Linker and Libraries Guide

Invoking the Support Interface

The link-editor accepts one or more support libraries provided by either the SGS_SUPPORT environment variable or with the link-editor's -S option. The environment variable consists of a colon separated list of support libraries.

$ cc ...

The -S option specifies a single support library. Multiple -S options can be specified.

$ LD_OPTIONS="" cc ...

A support library is a shared object. The link-editor opens each support library, in the order the libraries are specified, using dlopen(3C). If both the environment variable and -S option are encountered, then the support libraries specified with the environment variable are processed first. Each support library is then searched, using dlsym(3C), for any support interface routines. These support routines are then called at various stages of link-editing.

A support library must be consistent with the ELF class of the link-editor being invoked, either 32–bit or 64–bit. See 32–Bit Environments and 64–Bit Environments for more details.

32–Bit Environments and 64–Bit Environments

As described in 32–Bit Environments and 64–Bit Environments, the 64–bit link-editor, ld(1), is capable of generating 32–bit objects. In addition, the 32–bit link-editor is capable of generating 64–bit objects. Each of these objects has an associated support interface defined.

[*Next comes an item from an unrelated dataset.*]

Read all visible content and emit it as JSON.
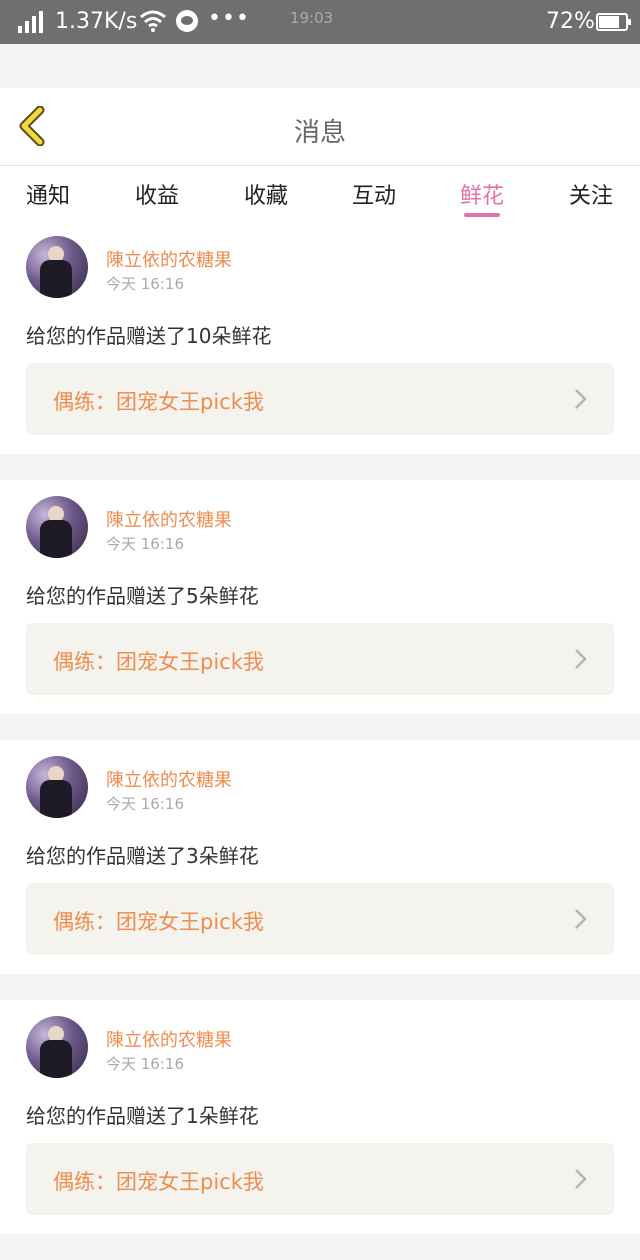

The support interface for 64–bit objects is similar to the interface of 32–bit objects, but ends in a 64 suffix. For example ld_start() and ld_start64(). This convention allows both implementations of the support interface to reside in a single shared object of each class, 32–bit and 64–bit.

The SGS_SUPPORT environment variable can be specified with a _32 or _64 suffix, and the link-editor options -z ld32 and -z ld64 can be used to define -S option requirements. These definitions will only be interpreted, respectively, by the 32–bit or 64–bit class of the link-editor. This enables both classes of support library to be specified when the class of the link-editor might not be known.